Your goal
Your answer should be the lines of the data below that contain "rotate".

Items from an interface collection
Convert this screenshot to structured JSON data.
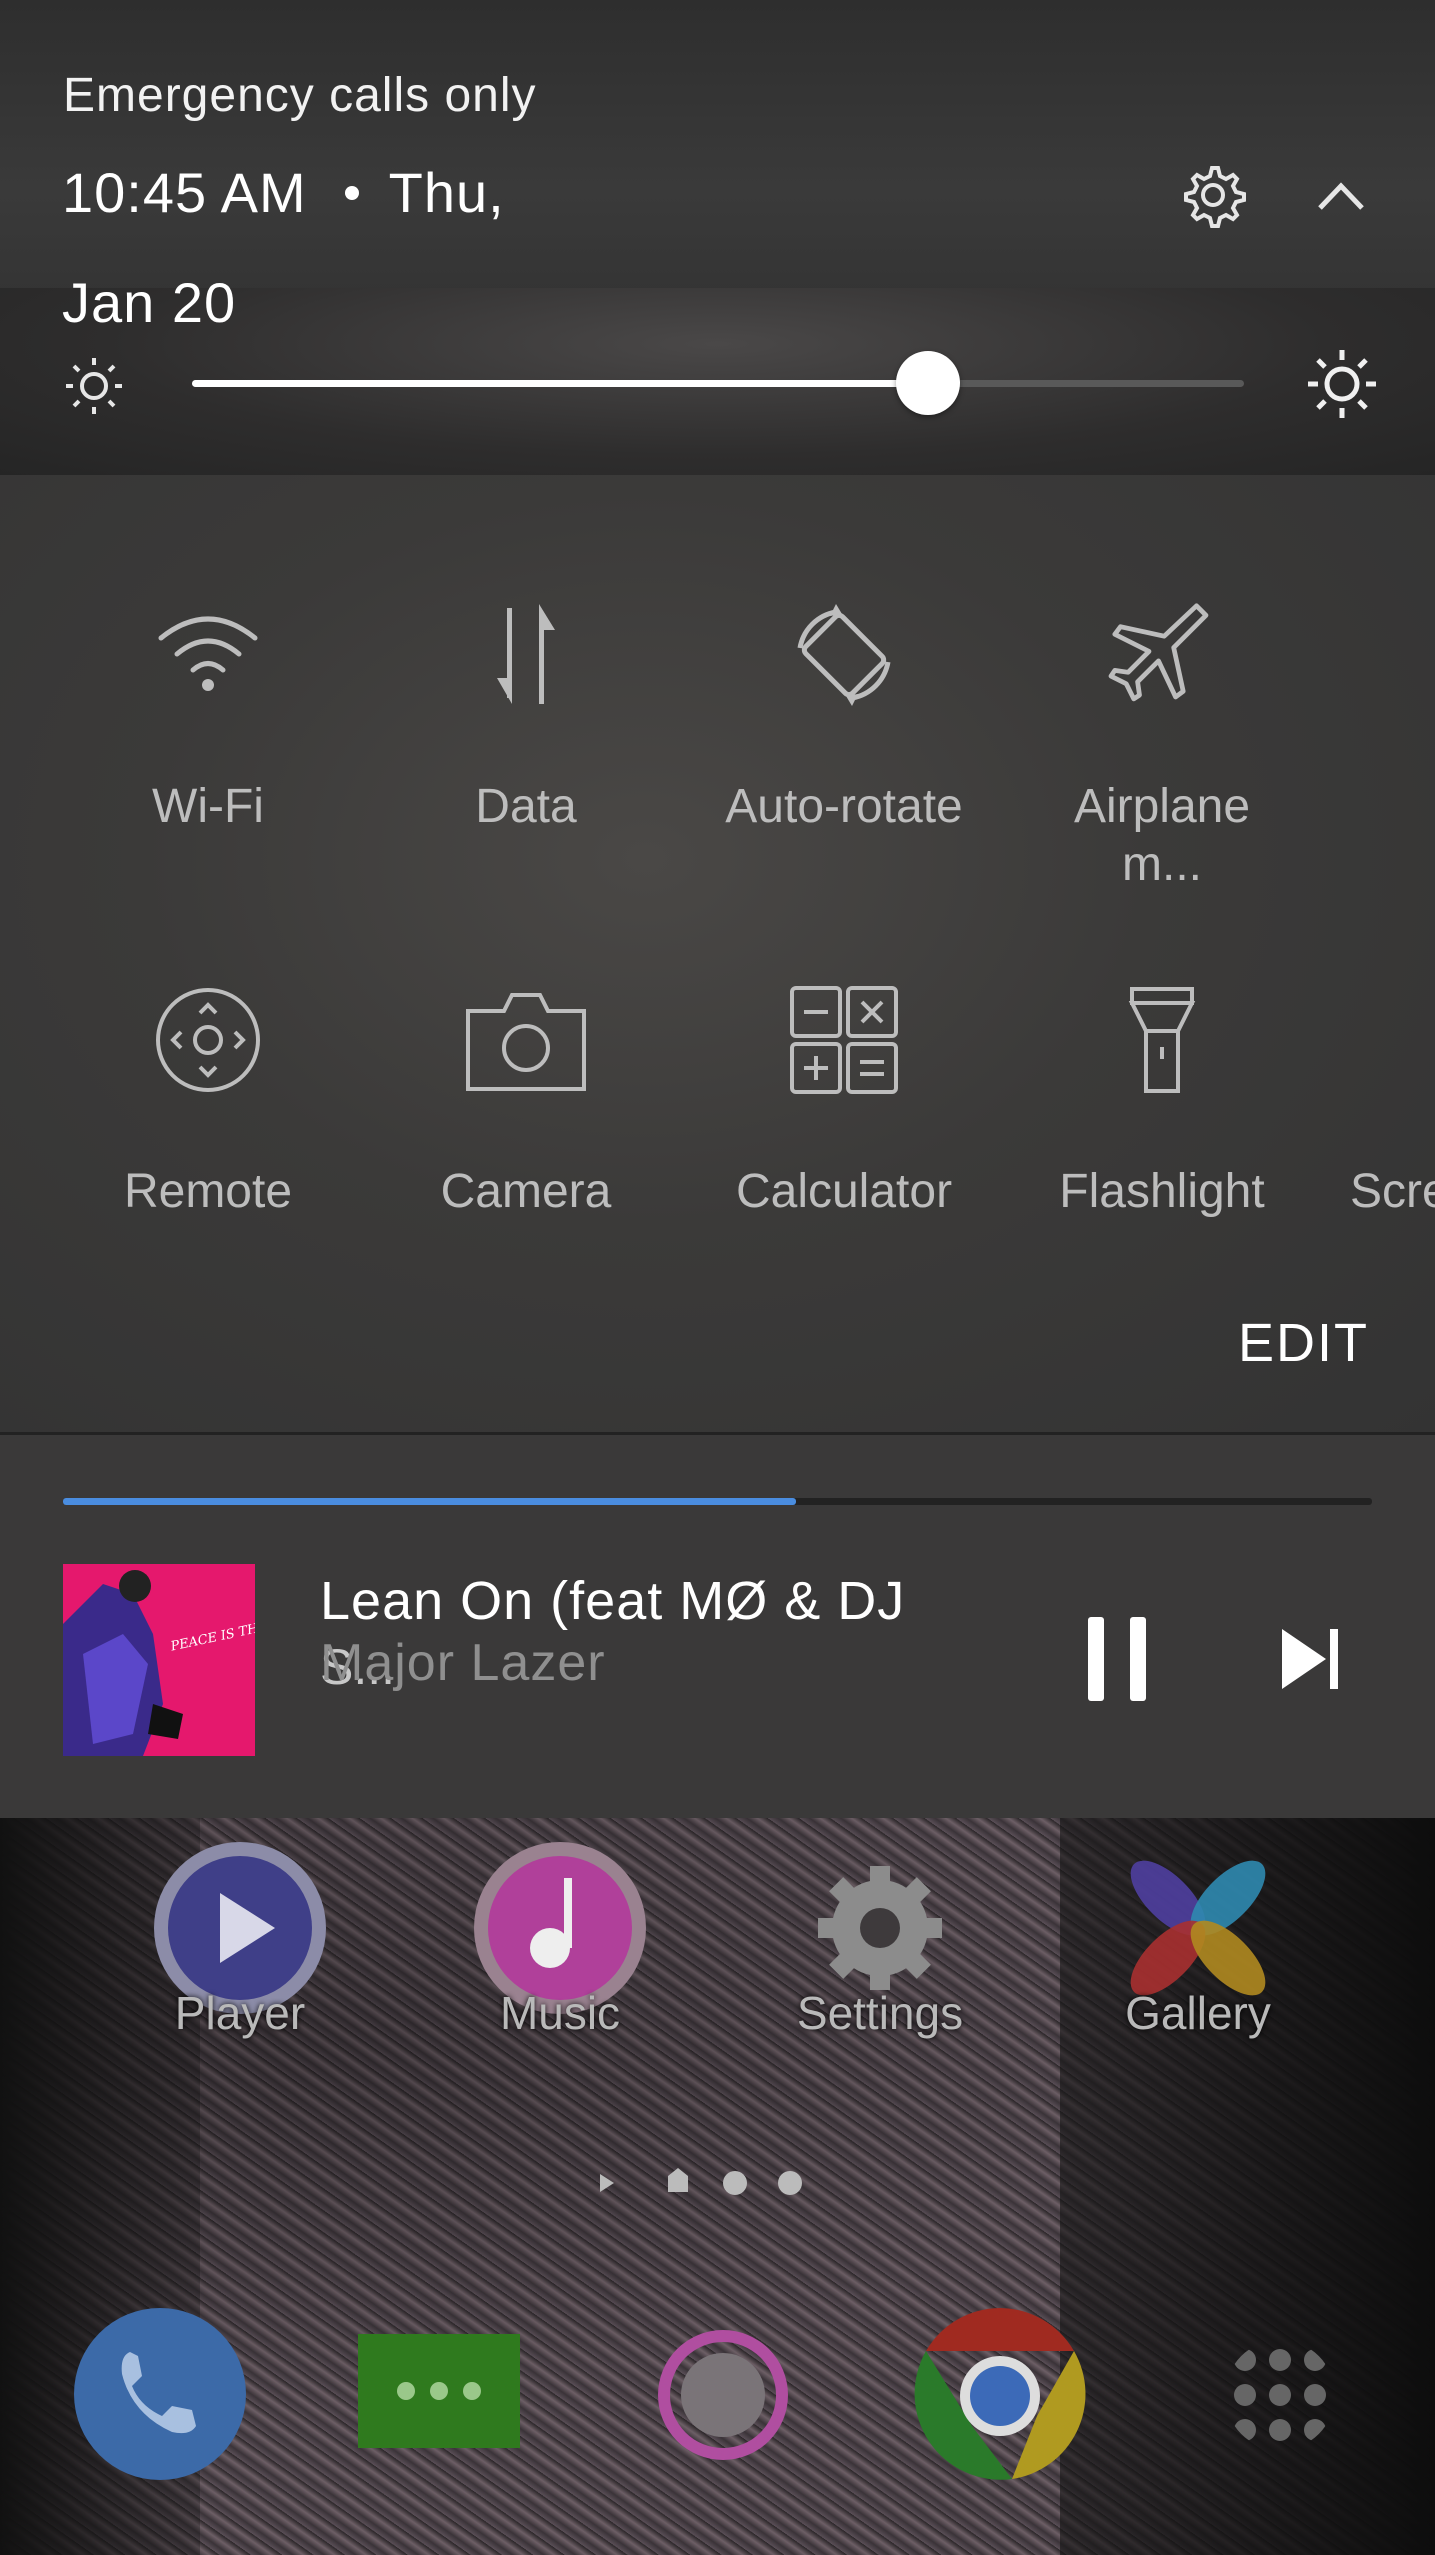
{
  "status": {
    "carrier": "Emergency calls only",
    "time": "10:45 AM",
    "day": "Thu,",
    "date": "Jan 20"
  },
  "brightness": {
    "level": 0.7
  },
  "tiles": [
    {
      "label": "Wi-Fi",
      "icon": "wifi-icon"
    },
    {
      "label": "Data",
      "icon": "data-arrows-icon"
    },
    {
      "label": "Auto-rotate",
      "icon": "auto-rotate-icon"
    },
    {
      "label": "Airplane\nm...",
      "line1": "Airplane",
      "line2": "m...",
      "icon": "airplane-icon"
    },
    {
      "label": "Remote",
      "icon": "remote-icon"
    },
    {
      "label": "Camera",
      "icon": "camera-icon"
    },
    {
      "label": "Calculator",
      "icon": "calculator-icon"
    },
    {
      "label": "Flashlight",
      "icon": "flashlight-icon"
    },
    {
      "label": "Scre",
      "icon": ""
    }
  ],
  "edit_label": "EDIT",
  "media": {
    "progress": 0.56,
    "title": "Lean On (feat MØ & DJ",
    "title_overflow": "S...",
    "artist": "Major Lazer",
    "album_art_text": "PEACE IS THE MISSION"
  },
  "home_apps": [
    {
      "label": "Player",
      "icon": "player-icon"
    },
    {
      "label": "Music",
      "icon": "music-icon"
    },
    {
      "label": "Settings",
      "icon": "settings-icon"
    },
    {
      "label": "Gallery",
      "icon": "gallery-icon"
    }
  ],
  "dock": [
    "phone-icon",
    "messages-icon",
    "camera-app-icon",
    "chrome-icon",
    "app-drawer-icon"
  ],
  "colors": {
    "accent": "#4a8de0",
    "album": "#e5186d"
  }
}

Exercise response
      "label": "Auto-rotate",
      "icon": "auto-rotate-icon"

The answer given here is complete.